Title to the ceded lands, however, is a more contentious issue. Supreme court cases in 1864 and 1910 made the private Crown lands look more like public lands, reinforcing the government’s claim to them. As UH law professor Jon Van Dyke points out, however, in his book Who Owns the Crown Lands of Hawaiʻi,these lands have several potential breaks in the chain of title, which create a strong Hawaiian claim to these lands. Van Dyke recommends that they become the basis of a Hawaiian governing entity, presumably created by the Akaka bill.
Then there is the issue of title to the Hawaiian Kingdom government lands, acquired from a government that President Grover Cleveland described as owing its existence to the armed intervention of the United States. In real estate law, it is never what you claim to own, but what the previous owner can prove they owned, that is the basis for determining title. This seriously weakens the State’s claim, as the Federal government twice – in 1893 and 1993 with the apology resolution – denied the legitimacy of the Provisional Government, and by extension, the Republic of Hawaiʻi, the source of its title.

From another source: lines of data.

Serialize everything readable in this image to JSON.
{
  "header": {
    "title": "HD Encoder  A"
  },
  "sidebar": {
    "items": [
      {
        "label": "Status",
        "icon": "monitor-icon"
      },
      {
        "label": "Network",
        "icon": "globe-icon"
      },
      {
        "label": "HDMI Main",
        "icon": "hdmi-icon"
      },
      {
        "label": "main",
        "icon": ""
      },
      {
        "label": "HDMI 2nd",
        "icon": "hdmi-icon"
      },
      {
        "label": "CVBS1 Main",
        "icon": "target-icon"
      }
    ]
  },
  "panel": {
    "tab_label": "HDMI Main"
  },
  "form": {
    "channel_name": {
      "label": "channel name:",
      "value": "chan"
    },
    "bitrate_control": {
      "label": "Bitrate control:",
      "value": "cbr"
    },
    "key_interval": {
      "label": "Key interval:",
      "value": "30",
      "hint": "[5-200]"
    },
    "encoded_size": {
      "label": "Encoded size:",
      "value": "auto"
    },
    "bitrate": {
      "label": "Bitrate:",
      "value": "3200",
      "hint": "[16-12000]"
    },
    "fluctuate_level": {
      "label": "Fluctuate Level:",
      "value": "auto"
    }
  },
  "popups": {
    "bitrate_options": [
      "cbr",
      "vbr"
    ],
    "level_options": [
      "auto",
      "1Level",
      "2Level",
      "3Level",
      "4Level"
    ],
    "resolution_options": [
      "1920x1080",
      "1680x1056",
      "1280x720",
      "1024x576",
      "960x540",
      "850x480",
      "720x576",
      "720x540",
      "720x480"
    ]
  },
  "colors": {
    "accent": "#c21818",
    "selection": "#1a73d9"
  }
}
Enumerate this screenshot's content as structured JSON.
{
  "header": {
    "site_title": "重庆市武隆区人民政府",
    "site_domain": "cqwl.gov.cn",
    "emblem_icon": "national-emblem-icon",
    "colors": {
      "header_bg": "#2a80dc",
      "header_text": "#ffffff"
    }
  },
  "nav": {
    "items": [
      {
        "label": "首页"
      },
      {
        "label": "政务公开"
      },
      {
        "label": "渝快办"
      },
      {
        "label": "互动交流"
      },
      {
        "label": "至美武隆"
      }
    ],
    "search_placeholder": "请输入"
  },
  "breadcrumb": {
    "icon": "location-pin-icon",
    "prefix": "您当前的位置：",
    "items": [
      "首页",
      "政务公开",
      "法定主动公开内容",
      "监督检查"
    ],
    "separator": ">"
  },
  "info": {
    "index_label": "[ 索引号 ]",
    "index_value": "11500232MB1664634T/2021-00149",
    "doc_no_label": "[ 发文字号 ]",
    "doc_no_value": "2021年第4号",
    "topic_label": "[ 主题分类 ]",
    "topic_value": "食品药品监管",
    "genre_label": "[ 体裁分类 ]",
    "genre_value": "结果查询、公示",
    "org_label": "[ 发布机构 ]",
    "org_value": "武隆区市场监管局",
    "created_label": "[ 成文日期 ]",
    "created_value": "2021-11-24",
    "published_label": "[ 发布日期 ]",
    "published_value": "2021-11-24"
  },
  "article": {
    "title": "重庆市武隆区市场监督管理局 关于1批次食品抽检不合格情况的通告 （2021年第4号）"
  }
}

The State of Hawaiʻi may in fact have eminent domain, the right to confiscate lands, but they arenʻt claiming to have gained title through eminent domain. Unlike Britain and other countries, in US law, the government does not have any special rights as a land owner other than eminent domain, which, incidentally is not in the US constitution, but only asserted by the supreme court. Thus, the State’s assertion of title to the ceded lands is necessarily through their transfer from the Republic of Hawaiʻi. A final note: in Hawaiian Kingdom land law (which essentially continued after the overthrow, otherwise Kamehameha Schools and the Big Five wouldn’t own their land), the government did have special rights – called dominium – and all makaʻāinana were part of the government where land rights were concerned. These “native tenant rights,” at least theoretically, still exist today, and allow native Hawaiians to divide out the interest (or rights) and claim parcels out of government or private lands. They are not, as is commonly believed, gathering rights, but the right to a fee-simple parcel of land. This means no one owns their land absolutely as all original land titles contain the provision “ua koe ke kuleana o na kanaka” – reserving the rights of native tenants. So Lingle is right that this case is about title to ceded lands, she is wrong about who holds that title. The Hawaiian claim to the ceded lands is as much legal as it is moral.